[Items from an interface collection]
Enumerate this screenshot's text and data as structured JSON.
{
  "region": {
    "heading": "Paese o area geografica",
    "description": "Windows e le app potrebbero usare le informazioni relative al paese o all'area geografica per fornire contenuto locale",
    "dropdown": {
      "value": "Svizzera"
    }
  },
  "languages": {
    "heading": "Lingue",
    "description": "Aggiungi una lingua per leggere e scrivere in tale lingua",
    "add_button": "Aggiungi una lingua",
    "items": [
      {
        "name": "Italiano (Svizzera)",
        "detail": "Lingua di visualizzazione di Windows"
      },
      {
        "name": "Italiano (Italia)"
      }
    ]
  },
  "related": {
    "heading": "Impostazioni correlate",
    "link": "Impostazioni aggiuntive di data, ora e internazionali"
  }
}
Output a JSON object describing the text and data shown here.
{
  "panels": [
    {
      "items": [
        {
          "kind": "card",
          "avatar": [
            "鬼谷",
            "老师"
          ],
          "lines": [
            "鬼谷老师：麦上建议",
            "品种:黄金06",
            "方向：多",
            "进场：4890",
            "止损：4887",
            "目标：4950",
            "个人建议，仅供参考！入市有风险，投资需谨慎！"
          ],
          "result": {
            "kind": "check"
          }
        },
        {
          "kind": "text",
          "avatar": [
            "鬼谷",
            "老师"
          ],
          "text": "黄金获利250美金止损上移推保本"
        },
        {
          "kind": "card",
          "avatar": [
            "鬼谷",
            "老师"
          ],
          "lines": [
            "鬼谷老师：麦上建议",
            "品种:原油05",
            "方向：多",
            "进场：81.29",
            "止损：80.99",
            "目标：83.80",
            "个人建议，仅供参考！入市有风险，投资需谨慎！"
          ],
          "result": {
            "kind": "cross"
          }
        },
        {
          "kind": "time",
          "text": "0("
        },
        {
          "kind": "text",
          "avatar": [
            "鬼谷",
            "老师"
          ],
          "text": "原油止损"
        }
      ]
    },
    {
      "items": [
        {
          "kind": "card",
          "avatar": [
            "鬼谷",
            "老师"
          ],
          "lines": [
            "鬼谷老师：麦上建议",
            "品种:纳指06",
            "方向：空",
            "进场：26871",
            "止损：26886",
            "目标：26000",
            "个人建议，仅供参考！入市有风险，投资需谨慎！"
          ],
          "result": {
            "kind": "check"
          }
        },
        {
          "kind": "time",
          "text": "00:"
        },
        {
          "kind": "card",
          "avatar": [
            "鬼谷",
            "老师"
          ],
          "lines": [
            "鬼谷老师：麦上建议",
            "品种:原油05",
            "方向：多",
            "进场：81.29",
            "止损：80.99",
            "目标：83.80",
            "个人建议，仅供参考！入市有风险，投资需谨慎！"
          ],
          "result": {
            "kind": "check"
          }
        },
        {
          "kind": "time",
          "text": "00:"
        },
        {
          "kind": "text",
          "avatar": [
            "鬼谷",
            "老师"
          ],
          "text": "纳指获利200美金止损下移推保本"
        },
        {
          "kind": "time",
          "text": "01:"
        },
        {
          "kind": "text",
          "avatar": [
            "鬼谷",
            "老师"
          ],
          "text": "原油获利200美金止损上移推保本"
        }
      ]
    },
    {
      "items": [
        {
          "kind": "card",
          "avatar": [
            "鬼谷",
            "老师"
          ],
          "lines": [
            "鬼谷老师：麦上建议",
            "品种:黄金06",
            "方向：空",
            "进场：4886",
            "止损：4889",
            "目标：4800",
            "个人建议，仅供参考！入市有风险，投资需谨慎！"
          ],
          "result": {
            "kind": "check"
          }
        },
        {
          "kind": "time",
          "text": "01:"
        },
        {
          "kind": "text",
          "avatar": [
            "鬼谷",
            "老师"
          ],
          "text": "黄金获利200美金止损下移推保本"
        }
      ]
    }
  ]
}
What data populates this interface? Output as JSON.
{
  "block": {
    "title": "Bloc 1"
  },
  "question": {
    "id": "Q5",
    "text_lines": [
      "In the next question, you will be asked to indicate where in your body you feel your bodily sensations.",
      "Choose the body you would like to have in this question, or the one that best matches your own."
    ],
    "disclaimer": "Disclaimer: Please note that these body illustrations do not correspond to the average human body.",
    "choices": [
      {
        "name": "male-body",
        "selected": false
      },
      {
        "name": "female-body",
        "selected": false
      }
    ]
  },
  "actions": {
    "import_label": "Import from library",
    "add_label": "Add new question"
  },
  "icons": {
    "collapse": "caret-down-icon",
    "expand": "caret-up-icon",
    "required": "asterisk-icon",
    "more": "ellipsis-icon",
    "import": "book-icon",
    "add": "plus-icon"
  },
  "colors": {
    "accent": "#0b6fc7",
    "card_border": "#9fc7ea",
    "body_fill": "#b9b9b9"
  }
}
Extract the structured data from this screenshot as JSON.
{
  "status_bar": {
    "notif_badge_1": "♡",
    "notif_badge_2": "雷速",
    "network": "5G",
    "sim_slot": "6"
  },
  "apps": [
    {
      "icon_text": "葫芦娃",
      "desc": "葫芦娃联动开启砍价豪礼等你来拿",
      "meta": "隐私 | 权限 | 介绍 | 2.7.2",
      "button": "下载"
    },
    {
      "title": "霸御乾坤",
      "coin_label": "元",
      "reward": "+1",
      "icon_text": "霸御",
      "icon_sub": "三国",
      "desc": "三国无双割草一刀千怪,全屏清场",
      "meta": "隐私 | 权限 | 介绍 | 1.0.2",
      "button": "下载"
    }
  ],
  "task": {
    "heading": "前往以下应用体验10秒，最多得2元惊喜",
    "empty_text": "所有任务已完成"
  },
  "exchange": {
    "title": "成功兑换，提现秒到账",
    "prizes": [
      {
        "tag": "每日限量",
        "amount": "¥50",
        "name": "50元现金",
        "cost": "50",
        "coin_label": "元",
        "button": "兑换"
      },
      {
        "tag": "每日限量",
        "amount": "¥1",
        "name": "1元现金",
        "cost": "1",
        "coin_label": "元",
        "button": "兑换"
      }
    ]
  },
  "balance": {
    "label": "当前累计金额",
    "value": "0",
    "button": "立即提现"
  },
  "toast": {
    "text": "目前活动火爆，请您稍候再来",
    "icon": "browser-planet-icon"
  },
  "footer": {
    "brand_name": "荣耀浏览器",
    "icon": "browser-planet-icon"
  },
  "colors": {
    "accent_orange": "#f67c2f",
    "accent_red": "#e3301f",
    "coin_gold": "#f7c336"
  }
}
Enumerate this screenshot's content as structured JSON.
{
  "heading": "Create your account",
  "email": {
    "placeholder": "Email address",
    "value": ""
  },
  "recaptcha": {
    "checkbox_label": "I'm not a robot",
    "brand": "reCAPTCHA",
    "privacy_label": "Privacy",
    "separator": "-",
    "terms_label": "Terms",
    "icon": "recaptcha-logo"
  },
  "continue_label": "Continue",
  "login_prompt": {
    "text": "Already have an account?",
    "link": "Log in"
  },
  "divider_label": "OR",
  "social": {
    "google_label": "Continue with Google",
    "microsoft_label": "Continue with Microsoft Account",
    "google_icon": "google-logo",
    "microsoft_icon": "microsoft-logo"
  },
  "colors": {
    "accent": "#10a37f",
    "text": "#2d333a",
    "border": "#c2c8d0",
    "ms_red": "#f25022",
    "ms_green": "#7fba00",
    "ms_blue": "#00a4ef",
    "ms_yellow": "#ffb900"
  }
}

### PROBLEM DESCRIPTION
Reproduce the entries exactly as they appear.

### SOLUTION TO THE EXERCISE
Enumerate this screenshot's text and data as structured JSON.
{
  "region": {
    "heading": "Paese o area geografica",
    "description": "Windows e le app potrebbero usare le informazioni relative al paese o all'area geografica per fornire contenuto locale",
    "dropdown": {
      "value": "Svizzera"
    }
  },
  "languages": {
    "heading": "Lingue",
    "description": "Aggiungi una lingua per leggere e scrivere in tale lingua",
    "add_button": "Aggiungi una lingua",
    "items": [
      {
        "name": "Italiano (Svizzera)",
        "detail": "Lingua di visualizzazione di Windows"
      },
      {
        "name": "Italiano (Italia)"
      }
    ]
  },
  "related": {
    "heading": "Impostazioni correlate",
    "link": "Impostazioni aggiuntive di data, ora e internazionali"
  }
}
Output a JSON object describing the text and data shown here.
{
  "panels": [
    {
      "items": [
        {
          "kind": "card",
          "avatar": [
            "鬼谷",
            "老师"
          ],
          "lines": [
            "鬼谷老师：麦上建议",
            "品种:黄金06",
            "方向：多",
            "进场：4890",
            "止损：4887",
            "目标：4950",
            "个人建议，仅供参考！入市有风险，投资需谨慎！"
          ],
          "result": {
            "kind": "check"
          }
        },
        {
          "kind": "text",
          "avatar": [
            "鬼谷",
            "老师"
          ],
          "text": "黄金获利250美金止损上移推保本"
        },
        {
          "kind": "card",
          "avatar": [
            "鬼谷",
            "老师"
          ],
          "lines": [
            "鬼谷老师：麦上建议",
            "品种:原油05",
            "方向：多",
            "进场：81.29",
            "止损：80.99",
            "目标：83.80",
            "个人建议，仅供参考！入市有风险，投资需谨慎！"
          ],
          "result": {
            "kind": "cross"
          }
        },
        {
          "kind": "time",
          "text": "0("
        },
        {
          "kind": "text",
          "avatar": [
            "鬼谷",
            "老师"
          ],
          "text": "原油止损"
        }
      ]
    },
    {
      "items": [
        {
          "kind": "card",
          "avatar": [
            "鬼谷",
            "老师"
          ],
          "lines": [
            "鬼谷老师：麦上建议",
            "品种:纳指06",
            "方向：空",
            "进场：26871",
            "止损：26886",
            "目标：26000",
            "个人建议，仅供参考！入市有风险，投资需谨慎！"
          ],
          "result": {
            "kind": "check"
          }
        },
        {
          "kind": "time",
          "text": "00:"
        },
        {
          "kind": "card",
          "avatar": [
            "鬼谷",
            "老师"
          ],
          "lines": [
            "鬼谷老师：麦上建议",
            "品种:原油05",
            "方向：多",
            "进场：81.29",
            "止损：80.99",
            "目标：83.80",
            "个人建议，仅供参考！入市有风险，投资需谨慎！"
          ],
          "result": {
            "kind": "check"
          }
        },
        {
          "kind": "time",
          "text": "00:"
        },
        {
          "kind": "text",
          "avatar": [
            "鬼谷",
            "老师"
          ],
          "text": "纳指获利200美金止损下移推保本"
        },
        {
          "kind": "time",
          "text": "01:"
        },
        {
          "kind": "text",
          "avatar": [
            "鬼谷",
            "老师"
          ],
          "text": "原油获利200美金止损上移推保本"
        }
      ]
    },
    {
      "items": [
        {
          "kind": "card",
          "avatar": [
            "鬼谷",
            "老师"
          ],
          "lines": [
            "鬼谷老师：麦上建议",
            "品种:黄金06",
            "方向：空",
            "进场：4886",
            "止损：4889",
            "目标：4800",
            "个人建议，仅供参考！入市有风险，投资需谨慎！"
          ],
          "result": {
            "kind": "check"
          }
        },
        {
          "kind": "time",
          "text": "01:"
        },
        {
          "kind": "text",
          "avatar": [
            "鬼谷",
            "老师"
          ],
          "text": "黄金获利200美金止损下移推保本"
        }
      ]
    }
  ]
}
What data populates this interface? Output as JSON.
{
  "block": {
    "title": "Bloc 1"
  },
  "question": {
    "id": "Q5",
    "text_lines": [
      "In the next question, you will be asked to indicate where in your body you feel your bodily sensations.",
      "Choose the body you would like to have in this question, or the one that best matches your own."
    ],
    "disclaimer": "Disclaimer: Please note that these body illustrations do not correspond to the average human body.",
    "choices": [
      {
        "name": "male-body",
        "selected": false
      },
      {
        "name": "female-body",
        "selected": false
      }
    ]
  },
  "actions": {
    "import_label": "Import from library",
    "add_label": "Add new question"
  },
  "icons": {
    "collapse": "caret-down-icon",
    "expand": "caret-up-icon",
    "required": "asterisk-icon",
    "more": "ellipsis-icon",
    "import": "book-icon",
    "add": "plus-icon"
  },
  "colors": {
    "accent": "#0b6fc7",
    "card_border": "#9fc7ea",
    "body_fill": "#b9b9b9"
  }
}
Extract the structured data from this screenshot as JSON.
{
  "status_bar": {
    "notif_badge_1": "♡",
    "notif_badge_2": "雷速",
    "network": "5G",
    "sim_slot": "6"
  },
  "apps": [
    {
      "icon_text": "葫芦娃",
      "desc": "葫芦娃联动开启砍价豪礼等你来拿",
      "meta": "隐私 | 权限 | 介绍 | 2.7.2",
      "button": "下载"
    },
    {
      "title": "霸御乾坤",
      "coin_label": "元",
      "reward": "+1",
      "icon_text": "霸御",
      "icon_sub": "三国",
      "desc": "三国无双割草一刀千怪,全屏清场",
      "meta": "隐私 | 权限 | 介绍 | 1.0.2",
      "button": "下载"
    }
  ],
  "task": {
    "heading": "前往以下应用体验10秒，最多得2元惊喜",
    "empty_text": "所有任务已完成"
  },
  "exchange": {
    "title": "成功兑换，提现秒到账",
    "prizes": [
      {
        "tag": "每日限量",
        "amount": "¥50",
        "name": "50元现金",
        "cost": "50",
        "coin_label": "元",
        "button": "兑换"
      },
      {
        "tag": "每日限量",
        "amount": "¥1",
        "name": "1元现金",
        "cost": "1",
        "coin_label": "元",
        "button": "兑换"
      }
    ]
  },
  "balance": {
    "label": "当前累计金额",
    "value": "0",
    "button": "立即提现"
  },
  "toast": {
    "text": "目前活动火爆，请您稍候再来",
    "icon": "browser-planet-icon"
  },
  "footer": {
    "brand_name": "荣耀浏览器",
    "icon": "browser-planet-icon"
  },
  "colors": {
    "accent_orange": "#f67c2f",
    "accent_red": "#e3301f",
    "coin_gold": "#f7c336"
  }
}
Enumerate this screenshot's content as structured JSON.
{
  "heading": "Create your account",
  "email": {
    "placeholder": "Email address",
    "value": ""
  },
  "recaptcha": {
    "checkbox_label": "I'm not a robot",
    "brand": "reCAPTCHA",
    "privacy_label": "Privacy",
    "separator": "-",
    "terms_label": "Terms",
    "icon": "recaptcha-logo"
  },
  "continue_label": "Continue",
  "login_prompt": {
    "text": "Already have an account?",
    "link": "Log in"
  },
  "divider_label": "OR",
  "social": {
    "google_label": "Continue with Google",
    "microsoft_label": "Continue with Microsoft Account",
    "google_icon": "google-logo",
    "microsoft_icon": "microsoft-logo"
  },
  "colors": {
    "accent": "#10a37f",
    "text": "#2d333a",
    "border": "#c2c8d0",
    "ms_red": "#f25022",
    "ms_green": "#7fba00",
    "ms_blue": "#00a4ef",
    "ms_yellow": "#ffb900"
  }
}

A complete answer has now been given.